### Aim of the task
Extract all of the entries and set them down verbatim.

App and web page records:
<<<<
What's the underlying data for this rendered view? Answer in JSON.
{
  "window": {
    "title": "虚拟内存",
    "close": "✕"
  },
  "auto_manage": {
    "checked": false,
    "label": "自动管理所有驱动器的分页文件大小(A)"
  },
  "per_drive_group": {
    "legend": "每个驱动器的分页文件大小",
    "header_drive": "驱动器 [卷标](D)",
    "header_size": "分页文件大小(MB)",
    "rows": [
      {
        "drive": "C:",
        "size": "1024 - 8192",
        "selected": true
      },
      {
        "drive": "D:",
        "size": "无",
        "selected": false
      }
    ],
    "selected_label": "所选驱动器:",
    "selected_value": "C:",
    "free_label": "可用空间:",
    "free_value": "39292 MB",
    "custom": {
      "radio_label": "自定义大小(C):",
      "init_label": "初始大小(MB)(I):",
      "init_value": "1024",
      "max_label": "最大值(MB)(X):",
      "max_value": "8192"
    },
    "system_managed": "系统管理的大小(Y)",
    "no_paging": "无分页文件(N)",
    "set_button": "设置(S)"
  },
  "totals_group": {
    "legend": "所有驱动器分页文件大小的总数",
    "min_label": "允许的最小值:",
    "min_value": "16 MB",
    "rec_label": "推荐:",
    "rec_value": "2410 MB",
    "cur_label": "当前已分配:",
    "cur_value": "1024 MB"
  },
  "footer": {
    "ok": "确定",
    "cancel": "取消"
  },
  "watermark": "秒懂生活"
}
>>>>
### Result of the exercise
What's the underlying data for this rendered view? Answer in JSON.
{
  "window": {
    "title": "虚拟内存",
    "close": "✕"
  },
  "auto_manage": {
    "checked": false,
    "label": "自动管理所有驱动器的分页文件大小(A)"
  },
  "per_drive_group": {
    "legend": "每个驱动器的分页文件大小",
    "header_drive": "驱动器 [卷标](D)",
    "header_size": "分页文件大小(MB)",
    "rows": [
      {
        "drive": "C:",
        "size": "1024 - 8192",
        "selected": true
      },
      {
        "drive": "D:",
        "size": "无",
        "selected": false
      }
    ],
    "selected_label": "所选驱动器:",
    "selected_value": "C:",
    "free_label": "可用空间:",
    "free_value": "39292 MB",
    "custom": {
      "radio_label": "自定义大小(C):",
      "init_label": "初始大小(MB)(I):",
      "init_value": "1024",
      "max_label": "最大值(MB)(X):",
      "max_value": "8192"
    },
    "system_managed": "系统管理的大小(Y)",
    "no_paging": "无分页文件(N)",
    "set_button": "设置(S)"
  },
  "totals_group": {
    "legend": "所有驱动器分页文件大小的总数",
    "min_label": "允许的最小值:",
    "min_value": "16 MB",
    "rec_label": "推荐:",
    "rec_value": "2410 MB",
    "cur_label": "当前已分配:",
    "cur_value": "1024 MB"
  },
  "footer": {
    "ok": "确定",
    "cancel": "取消"
  },
  "watermark": "秒懂生活"
}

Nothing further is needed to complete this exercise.